There are thousands of different neuron populations in our cerebral cortex, but in neurodegenerative diseases only a select neuron population show primary vulnerability and undergo progressive degeneration. Corticospinal motor neurons (CSMN) are large pyramidal neurons that are located in layer V of the motor cortex. Their cellular structure is very unique and they function as the “spokes person” of the cerebral cortex for the initiation and modulation of movement. Voluntary movement is the act of a clever and well-informed mind. Therefore CSMN receive information from numerous neurons, including long-distance projection and local circuitry neurons. CSMN’s unique ability to integrate and translate this information into one signal towards spinal cord targets sets it apart from other cortical neurons. Therefore its degeneration has severe consequences that lead to various movement disorders. There is a developing need to understand the basis of CSMN degeneration in diseases. However, identification and visualization of CSMN is not easy as they are embedded among thousands of other neuron populations within the cerebral cortex. We recently generated a novel reporter line, the UCHL1-eGFP mice, in which CSMN are genetically labeled in the motor cortex. eGFP expression under the control of UCHL1 promoter is stable, persistent up to P800 in vivo, and is restricted to CSMN in the motor cortex. CSMN identity of eGFP+ neurons in the motor cortex are identified by anatomy, retrograde labeling, molecular marker expression profile and electrophysiological analysis. This reporter line offers many unique advantages; a) we can for the first time visualize CSMN without any need for a retrograde labeling surgery; b) CSMN can be purified by FACS-mediated approaches at different stages in life; c) the cellular and molecular mechanisms that are responsible for CSMN vulnerability and degeneration can be studied in detail and with precision; d) most importantly this novel reporter line can be crossed to various mouse models of movement disorders to investigate the biology of CSMN with respect to disease. In this proposal, our goal is to bring visual clarity to CSMN in various mouse models of motor neuron diseases. We will be crossing UCHL1-eGFP mice with the recently identified mouse models that show potential involvement of upper motor neuron degeneration in disease pathology. Due to time limitations of R21 grant, we will characterize the timing and extent of CSMN degeneration in a limited number of mouse models, such as the Tdp43A315T and Alsin KO mice. The tools we generate and the approach we develop will help generation and characterization of other reporter mouse models, and will improve our efforts of understanding the cellular and molecular mechanisms behind CSMN vulnerability and degeneration.

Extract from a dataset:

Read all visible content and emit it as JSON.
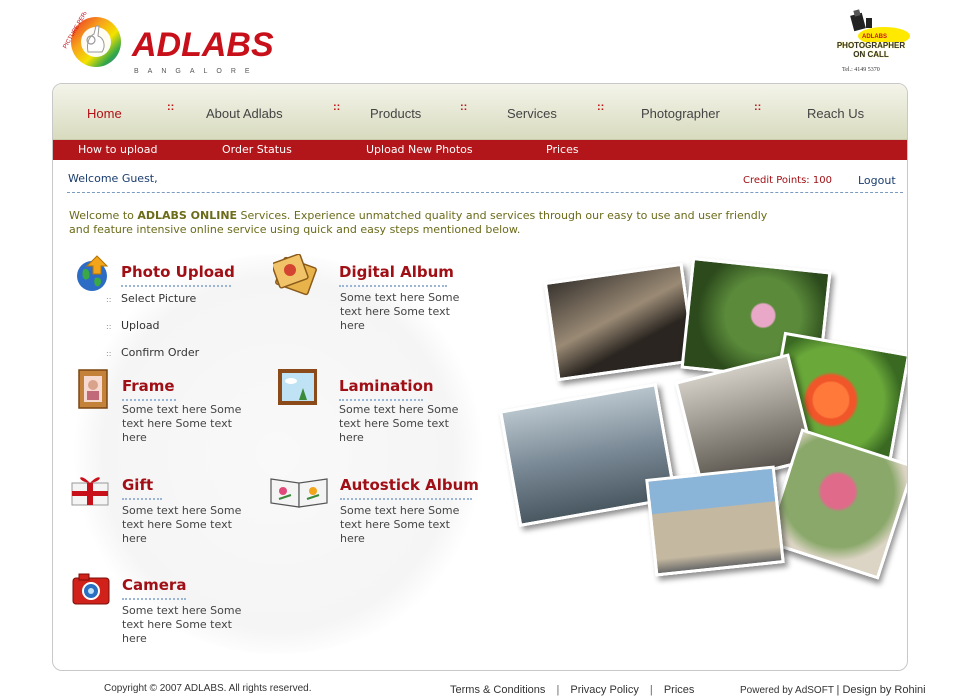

|Effective start/end date||9/15/13 → 8/31/16|
- National Institute of Neurological Disorders and Stroke (R21NS085750)